The center diamond shaped emblem was made in a similar way - cut out of interfacing, covered and beaded, and then attached by hand stitches to the center connector strap that reinforced the original clasp between the cups. I made two more identical ones that I later attached to straps to make my arm accessories. The arm straps were made out of grossgrain ribbon (but no interfacing) covered in satin and beaded, and were lined with elastic with a zig-zag stitch casing.
I followed my own method for making a belt base, covered it in the peach satin, and decorated it in the same method as I had the bra cups. As is usually the case for my bedlahs, I started with the bra, made the front of the belt and then made the back of the belt.
Here I had a bit of a delema - the question was do I continue to use the peach satin or should I have actually made the belt filigreed so that the color of my skirt underneath would show through. That could have been pretty neat, and then there would be no question on people's minds about if they actually were seeing skin on my caboose. But after asking the opinions of my friends, I felt that it was sufficiently embelished in the necessary places that what illusions of skin there were would not be inappropriate.
And then... the fringe. The fringe took almost as long as all of the rest of the beading. That's because you take all that time to fill a strand with beads, but you've only moved a sixteenth of an inch along the edge of your costume. But it looks so damn pretty. I really advocate using hex cut seed beads for fringe. Here's my How to Make Fringe Tutorial video on YouTube, showing the very gold costume we're talking about.
There are also long beaded swags on the bra that attach towards the center of the cups, drape on the sides of my torso, and attach to the center back on the straps. These are mostly hex cut seed beads, but also have larger round plastic beads. Each strand has a different repeating pattern, measured by length between beads in inches - not the number of beads (I'm not that crazy). The strands on the right side match the strands on the left side (I am that crazy).
And of course, last of all, I lined everything in more of the peach satin. If my decorative fabric had been expensive, scratchy, textured, or uncomfortable against the skin, I definitely wouldn't have used it for a lining, but it just so happened that it was a dollar a yard and very comfortable. I attached my hook and eyes, and I had me a gorgeous gold filigree bedlah!

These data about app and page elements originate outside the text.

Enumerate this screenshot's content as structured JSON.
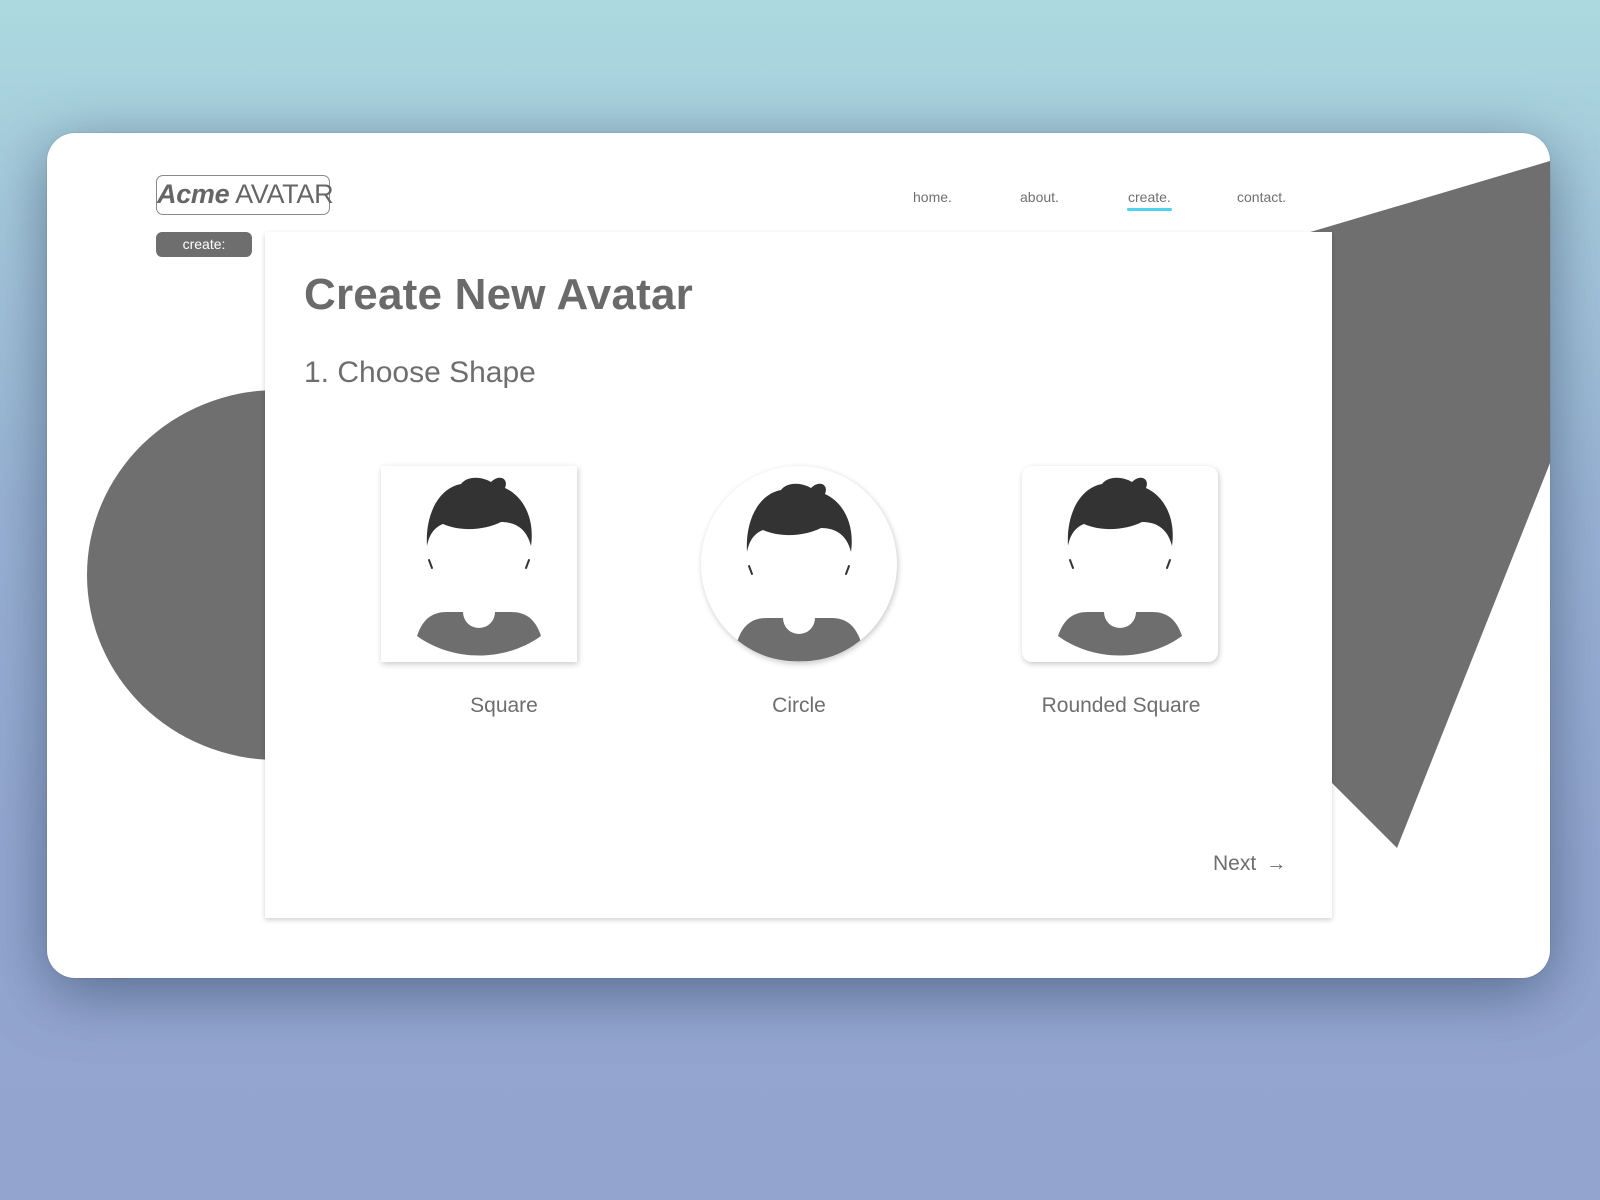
{
  "logo": {
    "brand": "Acme",
    "product": "AVATAR"
  },
  "breadcrumb_pill": "create:",
  "nav": {
    "items": [
      {
        "label": "home.",
        "active": false
      },
      {
        "label": "about.",
        "active": false
      },
      {
        "label": "create.",
        "active": true
      },
      {
        "label": "contact.",
        "active": false
      }
    ]
  },
  "main": {
    "title": "Create New Avatar",
    "step_title": "1. Choose Shape",
    "shapes": [
      {
        "label": "Square",
        "shape": "square"
      },
      {
        "label": "Circle",
        "shape": "circle"
      },
      {
        "label": "Rounded Square",
        "shape": "rounded-square"
      }
    ],
    "next_label": "Next",
    "next_icon": "arrow-right-icon",
    "next_glyph": "→"
  },
  "colors": {
    "accent": "#4fd3ee",
    "decor_gray": "#6f6f6f",
    "text_gray": "#6a6a6a",
    "hair": "#333333",
    "shirt": "#6e6e6e"
  }
}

Cost in materials was maybe around $340? Here's my best guess on how the costs broke down (I wish I had kept better records). The materials were interfacing ($5), bra base ($10), grosgrain ribbon ($3), satin ($3), lots of Button and Craft Thread ($25), machine sewing thread ($5), 1000 grams of gold hex cut seed beads ($40), 60 28mm AB Crystals ($180), 3 yards of plastic gold trim ($3), 2 yards of diamond trim ($40), an uncountable number of small gold sequin packets ($20), and pack of assorted round gold plastic beads ($3). The labor was about two months of Murder She Wrote on Netflix time - how that compares to hours, I'm not really sure. Also, Angela Lansbury rocks.
Here's a video with the costume in action. I'm wearing an L Rose Designs reversible double layer circle skirt in red and gold chiffon, and matching arm drapes. The veil was custome dyed to match by the very talented artisan Silkdancer. There's another video on my YouTube Channel where I'm wearing the gold bedlah with a Geisha Moth gold velvet trumpet skirt and fingerless long gloves - at the same event. Many people didn't realize it was the same costume with a different skirts and accessories.